## What the exercise asks
Among the entries that follow, find every line with the word "browser" and copy it.

------------------------------------

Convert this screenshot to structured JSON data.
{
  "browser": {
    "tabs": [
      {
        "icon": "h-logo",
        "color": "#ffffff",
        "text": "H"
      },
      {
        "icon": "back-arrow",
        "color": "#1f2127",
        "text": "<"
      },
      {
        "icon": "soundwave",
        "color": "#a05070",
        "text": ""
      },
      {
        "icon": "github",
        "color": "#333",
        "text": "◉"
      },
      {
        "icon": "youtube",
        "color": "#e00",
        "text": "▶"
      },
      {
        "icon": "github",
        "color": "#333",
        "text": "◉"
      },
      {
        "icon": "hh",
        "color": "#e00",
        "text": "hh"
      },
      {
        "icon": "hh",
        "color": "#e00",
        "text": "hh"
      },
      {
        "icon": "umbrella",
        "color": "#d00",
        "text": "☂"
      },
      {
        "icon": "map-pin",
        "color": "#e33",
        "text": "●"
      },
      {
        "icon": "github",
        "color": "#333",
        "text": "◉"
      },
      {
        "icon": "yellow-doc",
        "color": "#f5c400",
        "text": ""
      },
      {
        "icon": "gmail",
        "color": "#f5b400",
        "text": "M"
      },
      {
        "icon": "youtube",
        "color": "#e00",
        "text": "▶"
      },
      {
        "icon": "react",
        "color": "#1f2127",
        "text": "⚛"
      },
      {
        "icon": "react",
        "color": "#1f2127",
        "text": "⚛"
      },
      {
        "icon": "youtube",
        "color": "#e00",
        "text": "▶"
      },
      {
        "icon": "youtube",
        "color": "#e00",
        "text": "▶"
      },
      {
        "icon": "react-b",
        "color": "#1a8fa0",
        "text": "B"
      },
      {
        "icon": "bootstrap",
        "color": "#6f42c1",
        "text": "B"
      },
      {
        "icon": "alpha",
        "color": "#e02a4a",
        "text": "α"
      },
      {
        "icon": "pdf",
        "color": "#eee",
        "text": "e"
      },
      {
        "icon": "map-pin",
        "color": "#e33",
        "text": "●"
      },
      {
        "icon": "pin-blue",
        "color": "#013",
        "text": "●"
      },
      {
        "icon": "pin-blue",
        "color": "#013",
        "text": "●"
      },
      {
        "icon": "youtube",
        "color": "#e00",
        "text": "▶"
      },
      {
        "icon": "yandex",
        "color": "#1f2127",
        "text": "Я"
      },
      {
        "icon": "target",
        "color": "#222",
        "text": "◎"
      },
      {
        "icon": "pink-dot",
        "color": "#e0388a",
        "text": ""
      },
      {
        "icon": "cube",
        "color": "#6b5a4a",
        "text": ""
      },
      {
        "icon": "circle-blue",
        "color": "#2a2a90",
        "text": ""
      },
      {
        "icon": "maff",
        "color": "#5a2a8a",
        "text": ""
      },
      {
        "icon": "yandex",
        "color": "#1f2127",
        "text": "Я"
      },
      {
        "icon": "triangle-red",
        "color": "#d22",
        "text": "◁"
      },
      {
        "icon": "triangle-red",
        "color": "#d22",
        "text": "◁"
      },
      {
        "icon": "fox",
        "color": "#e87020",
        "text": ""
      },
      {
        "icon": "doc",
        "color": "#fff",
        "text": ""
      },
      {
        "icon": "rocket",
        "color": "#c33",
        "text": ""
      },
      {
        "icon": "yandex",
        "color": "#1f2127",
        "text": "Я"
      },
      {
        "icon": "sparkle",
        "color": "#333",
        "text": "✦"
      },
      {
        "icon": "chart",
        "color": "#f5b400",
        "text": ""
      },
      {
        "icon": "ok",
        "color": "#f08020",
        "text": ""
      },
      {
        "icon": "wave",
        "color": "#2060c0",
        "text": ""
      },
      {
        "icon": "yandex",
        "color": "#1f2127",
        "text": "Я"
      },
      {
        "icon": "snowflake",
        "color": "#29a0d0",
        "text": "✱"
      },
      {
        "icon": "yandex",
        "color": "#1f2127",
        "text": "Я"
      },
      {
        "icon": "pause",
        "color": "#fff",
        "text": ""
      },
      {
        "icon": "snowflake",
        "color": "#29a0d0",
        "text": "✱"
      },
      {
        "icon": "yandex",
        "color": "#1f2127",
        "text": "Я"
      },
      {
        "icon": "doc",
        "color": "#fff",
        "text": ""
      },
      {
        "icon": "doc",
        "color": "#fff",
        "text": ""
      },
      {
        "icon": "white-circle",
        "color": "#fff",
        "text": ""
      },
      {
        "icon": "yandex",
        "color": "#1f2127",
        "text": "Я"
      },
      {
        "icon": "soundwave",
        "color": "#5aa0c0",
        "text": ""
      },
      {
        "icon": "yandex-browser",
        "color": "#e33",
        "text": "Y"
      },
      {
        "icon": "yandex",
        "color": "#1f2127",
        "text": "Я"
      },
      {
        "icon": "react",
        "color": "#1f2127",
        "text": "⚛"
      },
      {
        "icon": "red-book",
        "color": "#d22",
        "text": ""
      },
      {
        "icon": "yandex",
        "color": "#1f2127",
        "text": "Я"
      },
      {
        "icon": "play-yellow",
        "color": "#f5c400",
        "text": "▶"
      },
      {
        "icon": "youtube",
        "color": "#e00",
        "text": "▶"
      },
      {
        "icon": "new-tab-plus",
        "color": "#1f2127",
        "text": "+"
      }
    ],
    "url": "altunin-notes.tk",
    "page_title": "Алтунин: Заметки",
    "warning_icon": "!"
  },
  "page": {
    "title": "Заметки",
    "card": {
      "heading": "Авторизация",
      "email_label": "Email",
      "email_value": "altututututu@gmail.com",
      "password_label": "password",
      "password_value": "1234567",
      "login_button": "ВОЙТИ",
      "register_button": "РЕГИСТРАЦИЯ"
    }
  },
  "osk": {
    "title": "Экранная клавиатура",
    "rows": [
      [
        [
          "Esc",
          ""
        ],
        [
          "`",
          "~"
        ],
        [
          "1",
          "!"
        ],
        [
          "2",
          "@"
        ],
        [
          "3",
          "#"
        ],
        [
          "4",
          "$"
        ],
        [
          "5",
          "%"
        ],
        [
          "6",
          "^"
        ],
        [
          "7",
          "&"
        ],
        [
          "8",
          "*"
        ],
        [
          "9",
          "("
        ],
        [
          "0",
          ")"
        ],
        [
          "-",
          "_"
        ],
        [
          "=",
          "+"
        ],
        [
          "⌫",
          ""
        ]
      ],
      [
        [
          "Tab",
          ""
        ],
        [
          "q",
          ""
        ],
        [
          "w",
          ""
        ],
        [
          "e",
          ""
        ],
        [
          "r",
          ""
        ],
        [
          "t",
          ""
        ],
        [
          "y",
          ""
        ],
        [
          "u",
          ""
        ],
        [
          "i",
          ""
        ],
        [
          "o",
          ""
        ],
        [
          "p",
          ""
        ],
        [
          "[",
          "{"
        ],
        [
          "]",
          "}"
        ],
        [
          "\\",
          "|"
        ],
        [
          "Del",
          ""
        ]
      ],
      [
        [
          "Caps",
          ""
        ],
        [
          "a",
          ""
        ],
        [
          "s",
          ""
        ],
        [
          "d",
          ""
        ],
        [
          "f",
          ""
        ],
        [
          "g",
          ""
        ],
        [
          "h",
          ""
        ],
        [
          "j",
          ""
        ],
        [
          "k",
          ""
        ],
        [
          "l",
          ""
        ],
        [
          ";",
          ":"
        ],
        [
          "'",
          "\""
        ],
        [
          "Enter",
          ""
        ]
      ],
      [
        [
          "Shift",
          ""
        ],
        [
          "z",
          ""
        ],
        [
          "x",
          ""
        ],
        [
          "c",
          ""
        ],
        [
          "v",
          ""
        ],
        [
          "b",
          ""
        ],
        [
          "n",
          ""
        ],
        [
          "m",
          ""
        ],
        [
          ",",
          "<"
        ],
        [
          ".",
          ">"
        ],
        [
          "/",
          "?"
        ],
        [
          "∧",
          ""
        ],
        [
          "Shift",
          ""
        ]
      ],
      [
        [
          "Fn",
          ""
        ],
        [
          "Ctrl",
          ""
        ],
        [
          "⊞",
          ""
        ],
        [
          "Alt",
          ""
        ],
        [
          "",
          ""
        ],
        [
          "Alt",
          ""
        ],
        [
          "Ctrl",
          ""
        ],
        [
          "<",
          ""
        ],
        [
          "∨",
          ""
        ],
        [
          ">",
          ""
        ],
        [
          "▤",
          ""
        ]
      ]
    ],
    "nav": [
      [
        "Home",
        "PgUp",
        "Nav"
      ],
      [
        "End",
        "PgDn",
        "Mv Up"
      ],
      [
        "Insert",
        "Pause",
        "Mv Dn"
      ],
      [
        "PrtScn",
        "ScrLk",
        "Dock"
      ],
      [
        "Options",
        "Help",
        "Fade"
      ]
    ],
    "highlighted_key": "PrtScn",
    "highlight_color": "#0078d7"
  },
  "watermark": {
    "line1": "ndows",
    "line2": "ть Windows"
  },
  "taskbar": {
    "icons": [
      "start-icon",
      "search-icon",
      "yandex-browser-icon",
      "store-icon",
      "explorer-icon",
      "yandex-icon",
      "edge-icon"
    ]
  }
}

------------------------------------

## Exercise output
  "browser": {
        "icon": "yandex-browser",
      "yandex-browser-icon",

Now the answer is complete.